Part 1: Diving In Part 2: Describing Program Correctness Part 3: Instrumenting the Program

How it works

There are two ingredients required for detectEr to work. The first one is a script file containing specifications of the properties one would like to monitor. Properties in detectEr are expressed in sHML—a runtime monitorable syntactic subset of the more expressive modal μ-calculus—used to specify safety properties. detectEr compiles these specifications down to executable Erlang code that analyses program events to reach monitoring verdicts that correspond to property violations.

The second ingredient detectEr requires is the program to be monitored, also called the program under scrutiny. detectEr instruments the program with the aforementioned analyser code. detectEr supports three instrumentation methods: inline, outline and offline. In inline instrumentation, detectEr statically instruments the program under scrutiny by weaving the executable analyser instructions via code injection. The ensuing runtime analysis then takes place as the weaved program components execute. Outline monitors enables detectEr to take a dynamic instrumentation approach that treats the system as a black box. It leverages the tracing infrastructure provided by the EVM to gather trace events that are reported to independent component analysers. detectEr also extends outline instrumentation to the offline case, where events read from a trace dump are replayed to emulate the interaction between concurrent system components.

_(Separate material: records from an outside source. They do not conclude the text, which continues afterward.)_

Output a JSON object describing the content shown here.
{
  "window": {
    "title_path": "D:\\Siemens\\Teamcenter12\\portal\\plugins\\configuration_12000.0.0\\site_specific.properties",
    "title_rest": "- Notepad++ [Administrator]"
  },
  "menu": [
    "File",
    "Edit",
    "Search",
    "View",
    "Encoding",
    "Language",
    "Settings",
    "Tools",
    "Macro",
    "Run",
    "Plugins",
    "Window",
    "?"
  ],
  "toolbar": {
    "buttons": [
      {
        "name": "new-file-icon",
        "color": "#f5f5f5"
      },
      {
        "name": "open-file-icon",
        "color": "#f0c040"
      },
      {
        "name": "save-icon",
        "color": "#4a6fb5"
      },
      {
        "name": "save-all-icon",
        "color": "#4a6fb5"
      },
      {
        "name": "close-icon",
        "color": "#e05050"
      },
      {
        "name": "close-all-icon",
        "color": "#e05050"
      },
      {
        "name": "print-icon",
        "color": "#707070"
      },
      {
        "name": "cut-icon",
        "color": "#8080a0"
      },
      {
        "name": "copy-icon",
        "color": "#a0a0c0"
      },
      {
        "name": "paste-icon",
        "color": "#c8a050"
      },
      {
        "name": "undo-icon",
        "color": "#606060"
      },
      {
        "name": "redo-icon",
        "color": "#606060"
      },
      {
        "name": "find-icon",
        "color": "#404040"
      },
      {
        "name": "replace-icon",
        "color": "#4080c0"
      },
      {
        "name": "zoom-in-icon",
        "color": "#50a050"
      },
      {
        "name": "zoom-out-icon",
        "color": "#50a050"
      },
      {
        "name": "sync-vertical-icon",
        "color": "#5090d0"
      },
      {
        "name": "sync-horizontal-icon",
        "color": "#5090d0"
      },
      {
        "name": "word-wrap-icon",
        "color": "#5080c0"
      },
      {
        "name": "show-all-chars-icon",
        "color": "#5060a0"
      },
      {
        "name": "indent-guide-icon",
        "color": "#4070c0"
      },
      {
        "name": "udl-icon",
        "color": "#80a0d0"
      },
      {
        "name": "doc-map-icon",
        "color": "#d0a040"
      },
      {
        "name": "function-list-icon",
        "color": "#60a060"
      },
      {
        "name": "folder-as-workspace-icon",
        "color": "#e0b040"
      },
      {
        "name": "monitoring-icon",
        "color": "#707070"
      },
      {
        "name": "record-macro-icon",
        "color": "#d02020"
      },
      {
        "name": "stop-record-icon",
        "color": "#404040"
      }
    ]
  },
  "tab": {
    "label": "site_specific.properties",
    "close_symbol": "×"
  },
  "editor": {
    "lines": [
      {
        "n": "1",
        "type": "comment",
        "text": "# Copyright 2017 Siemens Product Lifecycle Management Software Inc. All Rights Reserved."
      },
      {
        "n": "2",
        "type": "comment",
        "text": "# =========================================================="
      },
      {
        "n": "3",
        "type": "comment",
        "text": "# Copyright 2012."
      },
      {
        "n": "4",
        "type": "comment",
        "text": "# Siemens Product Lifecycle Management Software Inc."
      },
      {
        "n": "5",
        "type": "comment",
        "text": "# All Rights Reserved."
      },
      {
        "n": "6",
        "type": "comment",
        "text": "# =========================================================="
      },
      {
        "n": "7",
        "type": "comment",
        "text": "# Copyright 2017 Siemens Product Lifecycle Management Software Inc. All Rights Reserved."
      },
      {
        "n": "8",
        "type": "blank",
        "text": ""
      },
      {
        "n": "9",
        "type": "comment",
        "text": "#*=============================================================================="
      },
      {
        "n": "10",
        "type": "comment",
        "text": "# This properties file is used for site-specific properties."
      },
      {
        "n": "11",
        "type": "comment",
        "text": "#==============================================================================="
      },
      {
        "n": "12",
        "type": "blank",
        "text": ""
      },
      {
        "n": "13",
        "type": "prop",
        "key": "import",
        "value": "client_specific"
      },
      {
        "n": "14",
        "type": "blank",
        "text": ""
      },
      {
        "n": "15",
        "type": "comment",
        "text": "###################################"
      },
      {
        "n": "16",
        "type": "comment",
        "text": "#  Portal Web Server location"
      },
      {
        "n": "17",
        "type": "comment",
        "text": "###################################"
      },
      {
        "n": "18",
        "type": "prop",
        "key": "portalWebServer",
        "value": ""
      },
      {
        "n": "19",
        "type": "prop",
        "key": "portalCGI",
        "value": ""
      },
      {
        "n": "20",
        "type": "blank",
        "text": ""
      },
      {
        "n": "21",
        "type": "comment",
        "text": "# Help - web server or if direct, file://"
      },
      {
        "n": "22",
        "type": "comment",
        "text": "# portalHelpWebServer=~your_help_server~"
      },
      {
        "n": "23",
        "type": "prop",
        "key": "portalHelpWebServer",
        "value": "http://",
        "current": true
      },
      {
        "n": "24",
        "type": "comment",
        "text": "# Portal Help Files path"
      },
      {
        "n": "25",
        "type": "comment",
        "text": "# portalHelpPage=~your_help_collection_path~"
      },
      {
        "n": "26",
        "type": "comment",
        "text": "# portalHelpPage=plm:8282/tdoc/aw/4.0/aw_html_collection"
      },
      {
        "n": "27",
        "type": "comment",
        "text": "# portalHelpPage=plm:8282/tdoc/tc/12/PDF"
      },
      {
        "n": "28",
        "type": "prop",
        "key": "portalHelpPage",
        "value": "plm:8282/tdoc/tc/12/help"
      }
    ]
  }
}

This tutorial overviews the inner workings of detectEr. It showcases the inline, outline, and offline monitoring functionality of the tool, demonstrating how each can be employed to monitor programs that are subject to specific deployment and runtime constraints. We highly encourage you to consult the paper that accompanies this tutorial, since it complements many of the concepts covered here. Interested readers are also referred to the list of publications that follows.


COORDINATION 2022 FORTE 2021 POPL 2019 BETTY 2017 FMSD 2017 RV 2016

List of other publications to be added later :)

Help us

Please help us improve this tutorial and the tool detectEr! We would appreciate if any typos or bugs found are reported on the issues page on GitHub.

Our group

detectEr is part of the TheoFoMon and MoVeMnt projects funded by the Icelandic Research Fund. Duncan Paul Attard—the principal developer of the detectEr—is a researcher with the ICE-TCS research group at Reykjavík University. He has worked as a software developer in the Telecoms and Online payment industry for seven years prior to joining the academia.

The research group consists of these members who actively contribute towards the theoretical and practical developments of detectEr:


We would like to thank Matthew Alan Le Brun for his comments and feedback.